Reviews should not contain any of the following:

  • - HTML tags, profanity, obscenities, vulgarities, or comments that defame anyone
  • - Time-sensitive information such as tour dates, signings, lectures, etc.
  • - Single-word reviews. Other people will read your review to discover why you liked or didn't like the title. Be descriptive.
  • - Comments focusing on the author or that may ruin the ending for others
  • - Phone numbers, addresses, URLs
  • - Pricing and availability information or alternative ordering information
  • - Advertisements or commercial solicitation

Reminder:

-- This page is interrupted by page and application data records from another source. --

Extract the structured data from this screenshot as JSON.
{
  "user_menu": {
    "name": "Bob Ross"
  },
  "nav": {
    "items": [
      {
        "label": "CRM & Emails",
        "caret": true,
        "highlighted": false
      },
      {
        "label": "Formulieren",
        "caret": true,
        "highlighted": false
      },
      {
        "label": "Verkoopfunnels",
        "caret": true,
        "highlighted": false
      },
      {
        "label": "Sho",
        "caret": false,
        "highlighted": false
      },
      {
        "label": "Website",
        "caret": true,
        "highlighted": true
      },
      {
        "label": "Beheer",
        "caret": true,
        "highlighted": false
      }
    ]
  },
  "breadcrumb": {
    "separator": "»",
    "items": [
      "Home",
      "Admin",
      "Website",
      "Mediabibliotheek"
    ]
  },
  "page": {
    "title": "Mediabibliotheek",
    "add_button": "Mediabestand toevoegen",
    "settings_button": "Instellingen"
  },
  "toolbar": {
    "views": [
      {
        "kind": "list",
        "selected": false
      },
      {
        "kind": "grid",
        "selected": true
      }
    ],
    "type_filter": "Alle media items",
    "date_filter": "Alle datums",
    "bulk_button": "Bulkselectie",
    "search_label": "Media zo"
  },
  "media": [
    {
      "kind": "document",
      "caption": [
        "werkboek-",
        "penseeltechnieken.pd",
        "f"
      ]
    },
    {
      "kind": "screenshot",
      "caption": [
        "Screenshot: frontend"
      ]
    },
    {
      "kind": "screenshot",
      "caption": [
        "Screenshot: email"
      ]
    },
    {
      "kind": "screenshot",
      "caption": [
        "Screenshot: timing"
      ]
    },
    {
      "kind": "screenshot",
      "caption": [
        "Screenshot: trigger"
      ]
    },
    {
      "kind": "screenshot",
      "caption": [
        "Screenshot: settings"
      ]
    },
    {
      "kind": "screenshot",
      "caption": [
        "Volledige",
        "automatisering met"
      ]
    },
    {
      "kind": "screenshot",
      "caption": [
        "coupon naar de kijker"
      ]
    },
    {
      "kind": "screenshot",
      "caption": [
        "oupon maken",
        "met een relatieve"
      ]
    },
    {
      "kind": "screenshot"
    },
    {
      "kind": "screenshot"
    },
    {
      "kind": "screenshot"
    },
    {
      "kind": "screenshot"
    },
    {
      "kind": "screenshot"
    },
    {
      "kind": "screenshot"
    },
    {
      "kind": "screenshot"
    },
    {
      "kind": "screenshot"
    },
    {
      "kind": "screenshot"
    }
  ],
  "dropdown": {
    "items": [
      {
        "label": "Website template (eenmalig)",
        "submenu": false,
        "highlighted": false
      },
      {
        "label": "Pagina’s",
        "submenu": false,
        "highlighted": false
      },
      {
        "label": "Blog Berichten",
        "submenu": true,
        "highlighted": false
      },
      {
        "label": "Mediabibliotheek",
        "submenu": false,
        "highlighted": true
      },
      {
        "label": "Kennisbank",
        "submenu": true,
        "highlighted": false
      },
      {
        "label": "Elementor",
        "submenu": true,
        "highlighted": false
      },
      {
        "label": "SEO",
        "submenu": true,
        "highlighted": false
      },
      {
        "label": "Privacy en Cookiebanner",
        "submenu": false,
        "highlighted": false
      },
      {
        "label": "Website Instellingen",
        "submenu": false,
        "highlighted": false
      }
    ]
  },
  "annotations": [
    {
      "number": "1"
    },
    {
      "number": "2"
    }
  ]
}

  • - By submitting a review, you grant to Barnes & Noble.com and its sublicensees the royalty-free, perpetual, irrevocable right and license to use the review in accordance with the Barnes & Noble.com Terms of Use.
  • - Barnes & Noble.com reserves the right not to post any review -- particularly those that do not follow the terms and conditions of these Rules. Barnes & Noble.com also reserves the right to remove any review at any time without notice.
  • - See Terms of Use for other conditions and disclaimers.
Search for Products You'd Like to Recommend

Recommend other products that relate to your review. Just search for them below and share!

Create a Pen Name

Your Pen Name is your unique identity on BN.com. It will appear on the reviews you write and other website activities. Your Pen Name cannot be edited, changed or deleted once submitted.

 
Your Pen Name can be any combination of alphanumeric characters (plus - and _), and must be at least two characters long.

Continue Anonymously

    If you find inappropriate content, please report it to Barnes & Noble
    Why is this product inappropriate?
    Comments (optional)